Keywords introducing the external security clause.
This clause is mandatory for external UDFs that perform operating system I/O operations.
If you do not specify an external security clause, but the UDF being defined performs OS I/O, then the results of that I/O are unpredictable. The most likely outcome is crashing the database, and perhaps crashing the entire system.
See “CREATE AUTHORIZATION and REPLACE AUTHORIZATION” for information about creating authorizations for external routines.
- Specifies that the UDF runs in the client user context of the associated security authorization object created for this purpose, which is contained within the same database as the table function.
- If you specify an authorization name, you must define an authorization object with that name before you can invoke the table function.
- If you do not specify an authorization name, you must define a default DEFINER authorization object.
- The default authorization object must be defined before a user can run the table function.
- Teradata Database reports a warning if the specified authorization name does not exist at the time the UDF is created, stating that no authorization name exists.
- If you then attempt to execute the table function, the request aborts and Teradata Database returns an error to the requestor.
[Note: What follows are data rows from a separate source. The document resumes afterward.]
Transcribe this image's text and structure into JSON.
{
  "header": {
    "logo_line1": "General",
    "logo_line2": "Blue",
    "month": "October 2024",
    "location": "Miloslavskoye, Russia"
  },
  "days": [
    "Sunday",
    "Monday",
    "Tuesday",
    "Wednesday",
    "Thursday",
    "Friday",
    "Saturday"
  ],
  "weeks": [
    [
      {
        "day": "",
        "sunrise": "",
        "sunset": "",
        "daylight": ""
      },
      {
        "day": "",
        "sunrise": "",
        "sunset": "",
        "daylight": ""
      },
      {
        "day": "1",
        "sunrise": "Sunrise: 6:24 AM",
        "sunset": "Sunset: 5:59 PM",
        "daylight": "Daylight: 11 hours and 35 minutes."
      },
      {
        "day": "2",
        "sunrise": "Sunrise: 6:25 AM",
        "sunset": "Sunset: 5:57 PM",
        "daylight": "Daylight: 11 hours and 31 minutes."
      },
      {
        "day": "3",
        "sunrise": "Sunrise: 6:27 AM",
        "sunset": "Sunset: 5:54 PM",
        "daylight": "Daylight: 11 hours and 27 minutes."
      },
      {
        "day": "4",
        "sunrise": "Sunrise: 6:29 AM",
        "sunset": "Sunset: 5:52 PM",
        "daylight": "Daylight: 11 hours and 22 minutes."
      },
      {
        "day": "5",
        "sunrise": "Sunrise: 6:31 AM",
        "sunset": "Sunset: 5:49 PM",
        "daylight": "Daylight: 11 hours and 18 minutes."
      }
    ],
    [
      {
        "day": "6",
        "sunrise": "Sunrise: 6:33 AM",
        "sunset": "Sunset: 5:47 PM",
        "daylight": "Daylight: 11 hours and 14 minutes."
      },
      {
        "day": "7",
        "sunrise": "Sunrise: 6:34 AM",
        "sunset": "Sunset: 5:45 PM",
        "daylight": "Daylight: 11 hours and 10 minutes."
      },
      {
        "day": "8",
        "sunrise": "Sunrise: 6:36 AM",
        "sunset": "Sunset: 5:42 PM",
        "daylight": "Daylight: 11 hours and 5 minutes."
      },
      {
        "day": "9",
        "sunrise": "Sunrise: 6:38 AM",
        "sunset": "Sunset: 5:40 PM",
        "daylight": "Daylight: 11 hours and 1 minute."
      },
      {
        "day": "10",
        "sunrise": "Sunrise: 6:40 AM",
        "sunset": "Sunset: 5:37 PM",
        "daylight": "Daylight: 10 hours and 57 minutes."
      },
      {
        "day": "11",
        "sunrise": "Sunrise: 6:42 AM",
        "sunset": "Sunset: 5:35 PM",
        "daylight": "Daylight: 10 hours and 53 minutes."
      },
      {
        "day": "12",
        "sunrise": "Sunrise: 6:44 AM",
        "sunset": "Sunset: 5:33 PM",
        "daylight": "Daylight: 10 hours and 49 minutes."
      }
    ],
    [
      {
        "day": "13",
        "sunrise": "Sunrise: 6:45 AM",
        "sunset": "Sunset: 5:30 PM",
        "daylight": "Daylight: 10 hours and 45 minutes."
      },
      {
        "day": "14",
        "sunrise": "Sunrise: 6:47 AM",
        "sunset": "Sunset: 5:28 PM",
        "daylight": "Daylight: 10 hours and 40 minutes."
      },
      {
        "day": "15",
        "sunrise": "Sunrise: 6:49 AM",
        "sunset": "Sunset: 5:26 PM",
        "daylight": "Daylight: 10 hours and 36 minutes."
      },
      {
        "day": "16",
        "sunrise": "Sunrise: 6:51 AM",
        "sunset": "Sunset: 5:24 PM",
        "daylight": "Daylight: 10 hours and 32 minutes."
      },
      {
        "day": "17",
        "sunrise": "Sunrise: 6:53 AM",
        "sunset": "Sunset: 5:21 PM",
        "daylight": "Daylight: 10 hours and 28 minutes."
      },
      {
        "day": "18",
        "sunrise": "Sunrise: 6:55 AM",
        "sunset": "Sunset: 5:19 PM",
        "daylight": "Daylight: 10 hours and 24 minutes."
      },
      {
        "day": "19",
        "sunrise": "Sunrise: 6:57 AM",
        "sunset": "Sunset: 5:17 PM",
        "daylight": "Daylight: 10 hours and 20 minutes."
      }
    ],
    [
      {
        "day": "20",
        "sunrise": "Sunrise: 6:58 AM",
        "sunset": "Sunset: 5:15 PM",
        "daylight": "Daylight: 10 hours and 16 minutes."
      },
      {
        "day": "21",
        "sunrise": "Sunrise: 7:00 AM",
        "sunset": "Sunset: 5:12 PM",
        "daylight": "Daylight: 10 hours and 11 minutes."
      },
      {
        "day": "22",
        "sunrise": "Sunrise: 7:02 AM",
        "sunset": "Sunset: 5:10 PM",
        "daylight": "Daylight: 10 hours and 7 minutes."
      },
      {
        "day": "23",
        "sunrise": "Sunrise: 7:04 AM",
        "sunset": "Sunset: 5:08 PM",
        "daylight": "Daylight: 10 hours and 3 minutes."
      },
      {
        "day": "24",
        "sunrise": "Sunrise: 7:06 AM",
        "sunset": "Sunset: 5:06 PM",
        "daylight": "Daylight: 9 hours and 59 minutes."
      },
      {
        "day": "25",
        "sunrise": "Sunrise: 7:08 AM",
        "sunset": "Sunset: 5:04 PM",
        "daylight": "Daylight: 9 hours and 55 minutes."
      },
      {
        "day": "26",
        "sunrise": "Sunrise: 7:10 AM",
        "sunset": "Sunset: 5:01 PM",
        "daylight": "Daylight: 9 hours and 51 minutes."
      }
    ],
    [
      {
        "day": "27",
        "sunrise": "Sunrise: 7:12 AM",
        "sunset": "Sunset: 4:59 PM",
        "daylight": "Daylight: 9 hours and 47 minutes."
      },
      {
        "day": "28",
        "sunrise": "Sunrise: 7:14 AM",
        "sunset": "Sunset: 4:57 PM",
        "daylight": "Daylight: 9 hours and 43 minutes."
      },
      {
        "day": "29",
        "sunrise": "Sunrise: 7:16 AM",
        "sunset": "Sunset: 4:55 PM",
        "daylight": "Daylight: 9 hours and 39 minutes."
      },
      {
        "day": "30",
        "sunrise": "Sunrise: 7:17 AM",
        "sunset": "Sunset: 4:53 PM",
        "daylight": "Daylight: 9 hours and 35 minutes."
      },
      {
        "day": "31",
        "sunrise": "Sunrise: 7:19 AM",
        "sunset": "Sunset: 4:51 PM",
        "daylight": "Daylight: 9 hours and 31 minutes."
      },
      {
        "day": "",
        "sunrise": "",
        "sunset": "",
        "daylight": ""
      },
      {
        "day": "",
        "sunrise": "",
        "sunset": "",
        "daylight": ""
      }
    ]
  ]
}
- Optional authorization name.
- For information about naming database objects, see SQL Fundamentals, B035-1141.
- The specified authorization object must already be defined or the system reports an error. For further information, see “CREATE AUTHORIZATION and REPLACE AUTHORIZATION."
- Specifies that the table function runs in the OS user context with the associated default authorization object that exists for this purpose.
- See “CREATE AUTHORIZATION and REPLACE AUTHORIZATION."